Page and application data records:
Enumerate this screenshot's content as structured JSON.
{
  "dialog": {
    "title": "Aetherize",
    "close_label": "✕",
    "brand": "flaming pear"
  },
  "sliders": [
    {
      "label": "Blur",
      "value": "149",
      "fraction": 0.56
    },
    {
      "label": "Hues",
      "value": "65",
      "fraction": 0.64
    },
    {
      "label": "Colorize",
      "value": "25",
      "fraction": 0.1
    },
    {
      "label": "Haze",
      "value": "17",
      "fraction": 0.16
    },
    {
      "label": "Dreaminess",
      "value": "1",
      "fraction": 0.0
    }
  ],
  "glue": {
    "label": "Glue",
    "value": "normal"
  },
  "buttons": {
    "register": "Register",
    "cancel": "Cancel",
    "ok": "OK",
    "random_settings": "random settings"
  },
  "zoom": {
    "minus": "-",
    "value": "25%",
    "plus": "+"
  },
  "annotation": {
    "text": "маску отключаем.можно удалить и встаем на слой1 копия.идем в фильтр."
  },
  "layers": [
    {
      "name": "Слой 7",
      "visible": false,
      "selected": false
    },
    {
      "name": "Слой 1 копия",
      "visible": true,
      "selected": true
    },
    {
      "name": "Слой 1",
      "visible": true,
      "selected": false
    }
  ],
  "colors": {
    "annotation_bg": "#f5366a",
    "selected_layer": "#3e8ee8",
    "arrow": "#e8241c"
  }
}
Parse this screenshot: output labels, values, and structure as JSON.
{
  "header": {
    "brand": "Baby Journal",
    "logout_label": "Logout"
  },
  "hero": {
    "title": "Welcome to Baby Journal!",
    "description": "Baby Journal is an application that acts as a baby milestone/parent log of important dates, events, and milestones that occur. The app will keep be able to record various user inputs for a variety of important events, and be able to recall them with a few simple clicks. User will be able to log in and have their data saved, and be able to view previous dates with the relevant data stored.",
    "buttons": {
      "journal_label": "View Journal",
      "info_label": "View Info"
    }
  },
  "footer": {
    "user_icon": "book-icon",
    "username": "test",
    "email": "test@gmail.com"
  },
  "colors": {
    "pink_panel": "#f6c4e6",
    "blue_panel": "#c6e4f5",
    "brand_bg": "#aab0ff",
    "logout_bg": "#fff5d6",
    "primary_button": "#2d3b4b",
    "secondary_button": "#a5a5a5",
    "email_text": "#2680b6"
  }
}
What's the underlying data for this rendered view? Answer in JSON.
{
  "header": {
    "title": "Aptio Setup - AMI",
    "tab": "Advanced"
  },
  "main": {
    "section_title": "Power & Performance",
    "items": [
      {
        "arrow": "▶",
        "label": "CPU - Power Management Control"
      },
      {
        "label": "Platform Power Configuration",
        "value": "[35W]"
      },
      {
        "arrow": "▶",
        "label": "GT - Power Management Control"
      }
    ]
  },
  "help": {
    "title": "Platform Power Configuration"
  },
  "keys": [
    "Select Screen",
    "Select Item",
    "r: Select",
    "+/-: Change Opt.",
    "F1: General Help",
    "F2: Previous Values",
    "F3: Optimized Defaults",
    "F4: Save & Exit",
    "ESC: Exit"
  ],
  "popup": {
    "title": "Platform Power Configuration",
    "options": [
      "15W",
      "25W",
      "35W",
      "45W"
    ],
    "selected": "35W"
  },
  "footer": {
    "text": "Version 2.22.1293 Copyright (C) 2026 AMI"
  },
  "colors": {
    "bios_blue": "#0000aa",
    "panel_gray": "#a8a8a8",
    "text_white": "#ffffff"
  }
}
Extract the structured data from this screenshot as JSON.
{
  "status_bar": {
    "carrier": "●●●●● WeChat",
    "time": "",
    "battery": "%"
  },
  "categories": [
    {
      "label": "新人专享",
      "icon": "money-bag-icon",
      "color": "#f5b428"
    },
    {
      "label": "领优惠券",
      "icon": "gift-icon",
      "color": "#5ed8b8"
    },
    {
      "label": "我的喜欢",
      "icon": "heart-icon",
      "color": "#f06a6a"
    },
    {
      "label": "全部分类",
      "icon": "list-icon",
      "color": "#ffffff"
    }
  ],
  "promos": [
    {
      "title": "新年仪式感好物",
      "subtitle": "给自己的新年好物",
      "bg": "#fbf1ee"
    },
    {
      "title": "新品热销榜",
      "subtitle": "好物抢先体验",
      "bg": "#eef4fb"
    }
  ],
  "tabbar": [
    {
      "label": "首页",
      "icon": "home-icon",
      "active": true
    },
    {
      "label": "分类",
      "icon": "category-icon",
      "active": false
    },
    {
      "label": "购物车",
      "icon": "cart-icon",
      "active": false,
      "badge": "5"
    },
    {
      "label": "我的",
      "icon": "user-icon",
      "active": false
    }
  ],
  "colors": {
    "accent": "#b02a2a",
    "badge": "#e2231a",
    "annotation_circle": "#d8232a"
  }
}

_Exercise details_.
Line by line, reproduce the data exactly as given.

_Reply to the task_.
Enumerate this screenshot's content as structured JSON.
{
  "dialog": {
    "title": "Aetherize",
    "close_label": "✕",
    "brand": "flaming pear"
  },
  "sliders": [
    {
      "label": "Blur",
      "value": "149",
      "fraction": 0.56
    },
    {
      "label": "Hues",
      "value": "65",
      "fraction": 0.64
    },
    {
      "label": "Colorize",
      "value": "25",
      "fraction": 0.1
    },
    {
      "label": "Haze",
      "value": "17",
      "fraction": 0.16
    },
    {
      "label": "Dreaminess",
      "value": "1",
      "fraction": 0.0
    }
  ],
  "glue": {
    "label": "Glue",
    "value": "normal"
  },
  "buttons": {
    "register": "Register",
    "cancel": "Cancel",
    "ok": "OK",
    "random_settings": "random settings"
  },
  "zoom": {
    "minus": "-",
    "value": "25%",
    "plus": "+"
  },
  "annotation": {
    "text": "маску отключаем.можно удалить и встаем на слой1 копия.идем в фильтр."
  },
  "layers": [
    {
      "name": "Слой 7",
      "visible": false,
      "selected": false
    },
    {
      "name": "Слой 1 копия",
      "visible": true,
      "selected": true
    },
    {
      "name": "Слой 1",
      "visible": true,
      "selected": false
    }
  ],
  "colors": {
    "annotation_bg": "#f5366a",
    "selected_layer": "#3e8ee8",
    "arrow": "#e8241c"
  }
}
Parse this screenshot: output labels, values, and structure as JSON.
{
  "header": {
    "brand": "Baby Journal",
    "logout_label": "Logout"
  },
  "hero": {
    "title": "Welcome to Baby Journal!",
    "description": "Baby Journal is an application that acts as a baby milestone/parent log of important dates, events, and milestones that occur. The app will keep be able to record various user inputs for a variety of important events, and be able to recall them with a few simple clicks. User will be able to log in and have their data saved, and be able to view previous dates with the relevant data stored.",
    "buttons": {
      "journal_label": "View Journal",
      "info_label": "View Info"
    }
  },
  "footer": {
    "user_icon": "book-icon",
    "username": "test",
    "email": "test@gmail.com"
  },
  "colors": {
    "pink_panel": "#f6c4e6",
    "blue_panel": "#c6e4f5",
    "brand_bg": "#aab0ff",
    "logout_bg": "#fff5d6",
    "primary_button": "#2d3b4b",
    "secondary_button": "#a5a5a5",
    "email_text": "#2680b6"
  }
}
What's the underlying data for this rendered view? Answer in JSON.
{
  "header": {
    "title": "Aptio Setup - AMI",
    "tab": "Advanced"
  },
  "main": {
    "section_title": "Power & Performance",
    "items": [
      {
        "arrow": "▶",
        "label": "CPU - Power Management Control"
      },
      {
        "label": "Platform Power Configuration",
        "value": "[35W]"
      },
      {
        "arrow": "▶",
        "label": "GT - Power Management Control"
      }
    ]
  },
  "help": {
    "title": "Platform Power Configuration"
  },
  "keys": [
    "Select Screen",
    "Select Item",
    "r: Select",
    "+/-: Change Opt.",
    "F1: General Help",
    "F2: Previous Values",
    "F3: Optimized Defaults",
    "F4: Save & Exit",
    "ESC: Exit"
  ],
  "popup": {
    "title": "Platform Power Configuration",
    "options": [
      "15W",
      "25W",
      "35W",
      "45W"
    ],
    "selected": "35W"
  },
  "footer": {
    "text": "Version 2.22.1293 Copyright (C) 2026 AMI"
  },
  "colors": {
    "bios_blue": "#0000aa",
    "panel_gray": "#a8a8a8",
    "text_white": "#ffffff"
  }
}
Extract the structured data from this screenshot as JSON.
{
  "status_bar": {
    "carrier": "●●●●● WeChat",
    "time": "",
    "battery": "%"
  },
  "categories": [
    {
      "label": "新人专享",
      "icon": "money-bag-icon",
      "color": "#f5b428"
    },
    {
      "label": "领优惠券",
      "icon": "gift-icon",
      "color": "#5ed8b8"
    },
    {
      "label": "我的喜欢",
      "icon": "heart-icon",
      "color": "#f06a6a"
    },
    {
      "label": "全部分类",
      "icon": "list-icon",
      "color": "#ffffff"
    }
  ],
  "promos": [
    {
      "title": "新年仪式感好物",
      "subtitle": "给自己的新年好物",
      "bg": "#fbf1ee"
    },
    {
      "title": "新品热销榜",
      "subtitle": "好物抢先体验",
      "bg": "#eef4fb"
    }
  ],
  "tabbar": [
    {
      "label": "首页",
      "icon": "home-icon",
      "active": true
    },
    {
      "label": "分类",
      "icon": "category-icon",
      "active": false
    },
    {
      "label": "购物车",
      "icon": "cart-icon",
      "active": false,
      "badge": "5"
    },
    {
      "label": "我的",
      "icon": "user-icon",
      "active": false
    }
  ],
  "colors": {
    "accent": "#b02a2a",
    "badge": "#e2231a",
    "annotation_circle": "#d8232a"
  }
}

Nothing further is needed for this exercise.